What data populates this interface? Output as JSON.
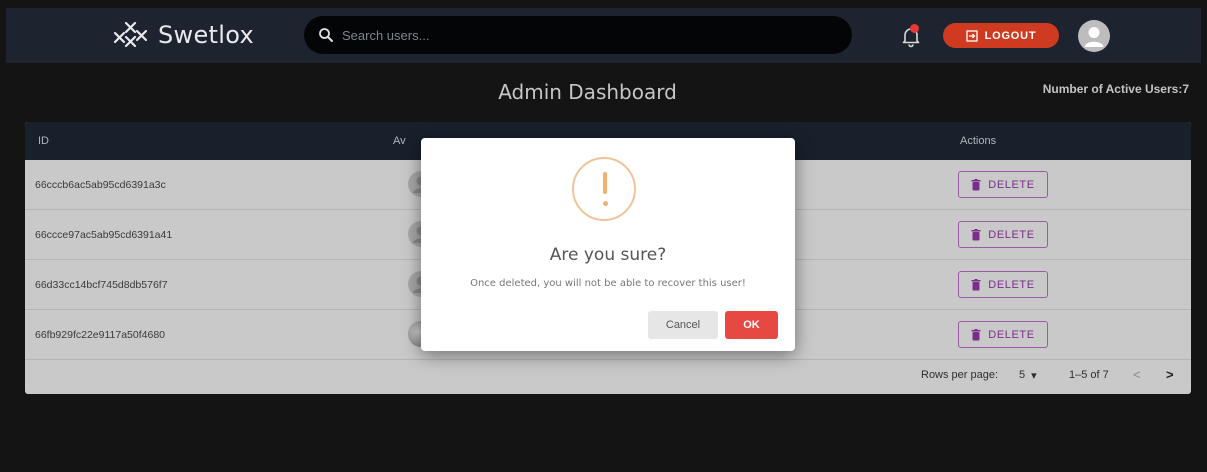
{
  "app": {
    "name": "Swetlox"
  },
  "search": {
    "placeholder": "Search users..."
  },
  "header": {
    "logout_label": "LOGOUT"
  },
  "page": {
    "title": "Admin Dashboard",
    "active_users_label": "Number of Active Users:7"
  },
  "table": {
    "columns": {
      "id": "ID",
      "avatar_partial": "Av",
      "actions": "Actions"
    },
    "rows": [
      {
        "id": "66cccb6ac5ab95cd6391a3c",
        "action": "DELETE"
      },
      {
        "id": "66ccce97ac5ab95cd6391a41",
        "action": "DELETE"
      },
      {
        "id": "66d33cc14bcf745d8db576f7",
        "action": "DELETE"
      },
      {
        "id": "66fb929fc22e9117a50f4680",
        "action": "DELETE"
      }
    ],
    "footer": {
      "rows_per_page_label": "Rows per page:",
      "rows_per_page_value": "5",
      "range": "1–5 of 7"
    }
  },
  "modal": {
    "title": "Are you sure?",
    "text": "Once deleted, you will not be able to recover this user!",
    "cancel_label": "Cancel",
    "ok_label": "OK"
  },
  "colors": {
    "topbar": "#1e2330",
    "logout": "#cf3b20",
    "delete": "#7b2d8b",
    "ok": "#e64942",
    "warning": "#f4ae6f"
  },
  "icons": [
    "swetlox-logo-icon",
    "search-icon",
    "bell-icon",
    "logout-icon",
    "user-avatar-icon",
    "trash-icon",
    "warning-icon",
    "chevron-left-icon",
    "chevron-right-icon",
    "dropdown-arrow-icon"
  ]
}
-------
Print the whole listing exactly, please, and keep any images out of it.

What data populates this interface? Output as JSON.
{
  "app": {
    "name": "Swetlox"
  },
  "search": {
    "placeholder": "Search users..."
  },
  "header": {
    "logout_label": "LOGOUT"
  },
  "page": {
    "title": "Admin Dashboard",
    "active_users_label": "Number of Active Users:7"
  },
  "table": {
    "columns": {
      "id": "ID",
      "avatar_partial": "Av",
      "actions": "Actions"
    },
    "rows": [
      {
        "id": "66cccb6ac5ab95cd6391a3c",
        "action": "DELETE"
      },
      {
        "id": "66ccce97ac5ab95cd6391a41",
        "action": "DELETE"
      },
      {
        "id": "66d33cc14bcf745d8db576f7",
        "action": "DELETE"
      },
      {
        "id": "66fb929fc22e9117a50f4680",
        "action": "DELETE"
      }
    ],
    "footer": {
      "rows_per_page_label": "Rows per page:",
      "rows_per_page_value": "5",
      "range": "1–5 of 7"
    }
  },
  "modal": {
    "title": "Are you sure?",
    "text": "Once deleted, you will not be able to recover this user!",
    "cancel_label": "Cancel",
    "ok_label": "OK"
  },
  "colors": {
    "topbar": "#1e2330",
    "logout": "#cf3b20",
    "delete": "#7b2d8b",
    "ok": "#e64942",
    "warning": "#f4ae6f"
  },
  "icons": [
    "swetlox-logo-icon",
    "search-icon",
    "bell-icon",
    "logout-icon",
    "user-avatar-icon",
    "trash-icon",
    "warning-icon",
    "chevron-left-icon",
    "chevron-right-icon",
    "dropdown-arrow-icon"
  ]
}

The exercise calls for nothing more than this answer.